Plans moving forward for new mental health facility for DJJ youth

Watch WIS News 10 at 6 p.m. Monday through Friday.
Published: Aug. 23, 2022 at 7:00 PM EDT

COLUMBIA, S.C. (WIS) - Plans are moving forward for a new facility for youths in South Carolina’s juvenile justice system with the most severe mental health needs.

The state legislature set aside about $20 million in the current state budget for the project, for which the need is pressing, the Department of Juvenile Justice’s leader said.

Eden Hendrick, who was confirmed in May as the DJJ’s executive director, said the closure of state-run psychiatric residential treatment facilities, or PRTFs, for boys and girls several years ago led to a severe lack of bed space.

That has since translated to youths in the DJJ system with serious mental health needs being moved in some cases to out-of-state facilities, away from their families, if private facilities in South Carolina don’t have space or refuse to take them.

In addition, state law requires these youths to be under the jurisdiction of the South Carolina Department of Mental Health, as it is the agency best fit to serve their needs, not DJJ.

“These children have been basically just languishing in DJJ without receiving the appropriate mental health treatment that is necessary, and that’s why it’s so important to begin this process of having another modernized, state-run PRTF, especially for justice-involved youth,” Hendrick said.
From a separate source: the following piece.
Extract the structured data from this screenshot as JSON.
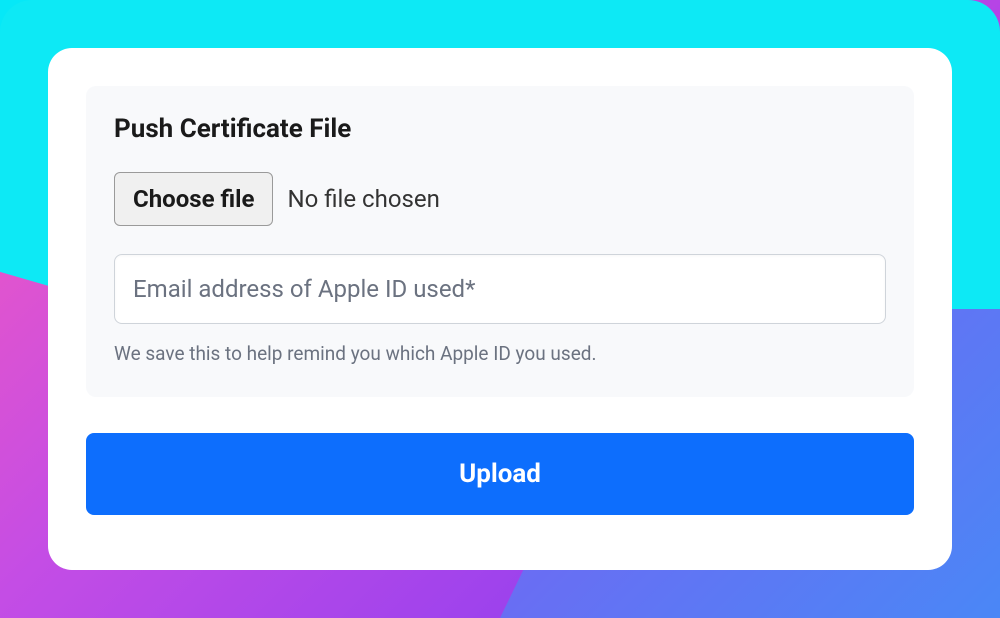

The new, 50,000-square-foot residential facility in Columbia will be able to house up to 40 youths and 150 staff, according to preliminary plans submitted to a legislative panel. It includes 32 bedrooms with attached bathrooms, communal living space, classrooms, food prep and dining, treatment rooms, inside and outside activity areas, laundry, staff office space, lobby, security, and storage.

The facility will be run by the Department of Mental Health, but DJJ and the Department of Children’s Advocacy will also be partnering on it.

Federal law does not permit DJJ to accept Medicaid funds, but the DMH can, so this setup also allows the state to pay for this care for its youths, most of whom are Medicaid-eligible.

“There hopefully will be no waitlists, that they will be — this is designed to meet their needs, their unique needs, so there will not be this whole long process of having to apply and be rejected and apply and be rejected,” Hendrick said.

Hendrick and others want to see this project complete as soon as possible, as they largely remain in the same holding pattern concerning bed shortages until then, though she said they have recently made changes to encourage in-state facilities to take in DJJ youths.

However, they cannot set a project timeline just yet because supply chain issues and workforce shortages in the construction industry could change it.

Hendrick said it’s also possible she may have to return and ask the General Assembly for more money later if costs rise over time.

“If we need future allocations, it’ll be there,” Sen. Katrina Shealy, R – Lexington, said. “This is important. South Carolina’s children are important.”

Shealy, who has been a major advocate for DJJ youth and department reform in the legislature, said this facility will give more DJJ youths the help they need.

“Without putting them behind bars, so to speak,” she said. “They’ll still be in custody, but it’ll be giving them psychiatric treatment, it’ll give them the help they need so they can be rehabilitated.”

While Hendrick wants to ensure this facility is long-standing and effective, she also fears DJJ could outgrow it as the state’s mental health crisis among children across the board worsens.

“I just really think this is a good opportunity for our youth, and I really hope we are not back here in 10 years, talking about the same thing,” she said.

Notice a spelling or grammar error in this article? Click or tap here to report it. Please include the article’s headline.